EXERCISE DIRECTIONS => Go through the data line by line. Copy each one holding the string "Superposición".

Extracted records
*** Block opens ***

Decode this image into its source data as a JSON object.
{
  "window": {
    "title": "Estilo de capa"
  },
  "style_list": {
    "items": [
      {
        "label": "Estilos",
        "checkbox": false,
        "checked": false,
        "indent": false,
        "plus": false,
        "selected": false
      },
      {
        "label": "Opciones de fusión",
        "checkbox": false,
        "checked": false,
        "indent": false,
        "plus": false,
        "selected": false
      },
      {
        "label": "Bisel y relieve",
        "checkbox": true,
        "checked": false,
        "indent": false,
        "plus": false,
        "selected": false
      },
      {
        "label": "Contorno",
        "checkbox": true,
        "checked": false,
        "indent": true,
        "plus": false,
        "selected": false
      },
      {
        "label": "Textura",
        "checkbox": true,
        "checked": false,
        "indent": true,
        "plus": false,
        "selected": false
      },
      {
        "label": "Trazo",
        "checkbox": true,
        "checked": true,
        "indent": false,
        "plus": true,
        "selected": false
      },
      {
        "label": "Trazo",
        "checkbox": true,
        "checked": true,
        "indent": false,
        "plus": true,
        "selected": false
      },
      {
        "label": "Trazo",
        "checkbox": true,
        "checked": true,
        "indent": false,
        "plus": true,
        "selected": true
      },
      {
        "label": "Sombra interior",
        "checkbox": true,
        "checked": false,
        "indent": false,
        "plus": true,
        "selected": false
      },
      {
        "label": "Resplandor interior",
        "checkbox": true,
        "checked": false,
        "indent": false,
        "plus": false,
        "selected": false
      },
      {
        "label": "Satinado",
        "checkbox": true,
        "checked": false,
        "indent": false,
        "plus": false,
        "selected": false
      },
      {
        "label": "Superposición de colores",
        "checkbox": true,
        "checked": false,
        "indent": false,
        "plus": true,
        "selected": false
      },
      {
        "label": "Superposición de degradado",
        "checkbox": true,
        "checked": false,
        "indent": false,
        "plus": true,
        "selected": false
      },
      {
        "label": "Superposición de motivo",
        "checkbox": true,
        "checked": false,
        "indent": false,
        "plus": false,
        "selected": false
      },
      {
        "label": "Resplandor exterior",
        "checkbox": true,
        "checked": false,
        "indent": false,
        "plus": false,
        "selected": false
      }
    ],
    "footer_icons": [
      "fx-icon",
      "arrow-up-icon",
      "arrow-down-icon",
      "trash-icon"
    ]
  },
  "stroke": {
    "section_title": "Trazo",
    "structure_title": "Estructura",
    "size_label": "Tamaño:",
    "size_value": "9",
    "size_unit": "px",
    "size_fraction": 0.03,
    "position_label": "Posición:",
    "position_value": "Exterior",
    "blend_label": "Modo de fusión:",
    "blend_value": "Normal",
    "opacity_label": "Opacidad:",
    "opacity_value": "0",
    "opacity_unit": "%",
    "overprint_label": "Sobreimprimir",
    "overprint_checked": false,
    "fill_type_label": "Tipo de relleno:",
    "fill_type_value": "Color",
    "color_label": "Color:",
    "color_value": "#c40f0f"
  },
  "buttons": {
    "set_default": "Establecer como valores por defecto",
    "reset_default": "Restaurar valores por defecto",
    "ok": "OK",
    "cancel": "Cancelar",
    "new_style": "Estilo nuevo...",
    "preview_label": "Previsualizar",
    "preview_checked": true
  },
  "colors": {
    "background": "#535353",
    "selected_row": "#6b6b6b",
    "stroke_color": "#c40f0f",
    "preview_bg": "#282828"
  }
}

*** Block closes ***

EXPECTED ANSWER =>
        "label": "Superposición de colores",
        "label": "Superposición de degradado",
        "label": "Superposición de motivo",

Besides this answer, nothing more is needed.